I started working in the area of promoting healthy weights a number of years ago. As I’ve come to learn more about healthy weights, I’ve noticed that people worry and talk a lot about their weight and appearance. Maybe it’s a comment about what they “shouldn’t” be eating, or expressing feelings about their weight. Regardless of the comment, I’ve become aware of how much we as a society talk about weight and appearance.
In our society, it is considered important to be thin and fit, and negative attitudes towards larger bodies can be common. Weight bias and stigma exist in employment, education and health care. So what exactly is weight bias and stigma, how does it impact us, and what can we do about it?
Weight bias is defined as the negative weight-related attitudes, beliefs, assumptions and judgements toward individuals who are at the ends of the weight spectrum. Weight bias tends to be experienced differently by those who are overweight and obese. These attitudes can often show up as false and negative stereotypes, for example the belief that large individuals are lazy, unmotivated, and sloppy, less competent or lacking self-discipline.

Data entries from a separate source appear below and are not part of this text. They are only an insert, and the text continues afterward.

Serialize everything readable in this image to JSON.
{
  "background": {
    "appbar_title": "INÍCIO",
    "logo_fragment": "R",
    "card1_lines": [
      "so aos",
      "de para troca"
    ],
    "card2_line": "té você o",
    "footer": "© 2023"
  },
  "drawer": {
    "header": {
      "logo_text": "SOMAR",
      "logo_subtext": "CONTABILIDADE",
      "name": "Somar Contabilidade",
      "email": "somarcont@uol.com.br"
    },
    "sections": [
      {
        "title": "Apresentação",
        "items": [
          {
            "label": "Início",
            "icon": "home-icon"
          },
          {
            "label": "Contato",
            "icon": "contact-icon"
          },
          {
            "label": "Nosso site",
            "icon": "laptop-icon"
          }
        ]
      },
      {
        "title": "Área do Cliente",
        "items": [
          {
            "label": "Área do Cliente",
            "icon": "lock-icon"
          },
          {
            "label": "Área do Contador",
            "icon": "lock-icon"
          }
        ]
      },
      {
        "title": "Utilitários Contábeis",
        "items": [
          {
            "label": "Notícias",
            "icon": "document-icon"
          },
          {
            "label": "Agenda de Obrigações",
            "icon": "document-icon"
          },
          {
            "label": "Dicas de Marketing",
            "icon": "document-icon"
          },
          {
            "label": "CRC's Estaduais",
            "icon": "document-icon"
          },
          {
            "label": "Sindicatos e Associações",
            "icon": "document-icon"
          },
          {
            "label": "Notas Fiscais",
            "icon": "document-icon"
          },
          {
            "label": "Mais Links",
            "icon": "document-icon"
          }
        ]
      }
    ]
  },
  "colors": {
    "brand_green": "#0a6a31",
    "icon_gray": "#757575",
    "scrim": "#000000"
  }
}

A person may experience stigma when they have a characteristic (such as being heavy) that is not valued by the society they live in. When someone is stigmatized because of their weight, it means that the way that others react to them or treat them can make them feel like a less important or less valuable member of society.
While it may be hard to imagine weight bias and stigma taking place in health care settings, research shows that health care professionals may endorse stereotypes and negative attitudes about patients who are overweight and obese. Evidence also shows that there is a significant impact of weight bias on mental and physical health, independent of weight. There are many impacts of weight bias on health, including:
- Poor body image and body dissatisfaction
- Low self-esteem and low self-confidence
- Depression, anxiety, and other psychological disorders
- Maladaptive eating patterns and eating disorders
- Avoidance of physical activity
BC Mental Health and Substance Use Services (BCMHSUS) is working towards reducing weight bias and stigma in health care settings. BCMHSUS has developed BalancedView, an online and interactive resource which aims to decrease weight bias and stigma among health care professionals in British Columbia. Examples of health care providers include doctors, nurses, psychologists and psychiatrists, social workers, and physiotherapists, among others.
At the end of March 2015, the BalancedView resource will be launched and made available to health professionals across BC. BalancedView has 5 modules and contains information, videos, quizzes and activities designed to enhance the awareness, knowledge and skills of health professionals in the area of weight bias and stigma.
The BalancedView resource is just one part of a bigger movement towards promoting a focus on health rather than weight. Changing social norms related to body weight is a big task but change is happening. By shifting the focus from weight to well-being, together we can promote better overall health for all British Columbians.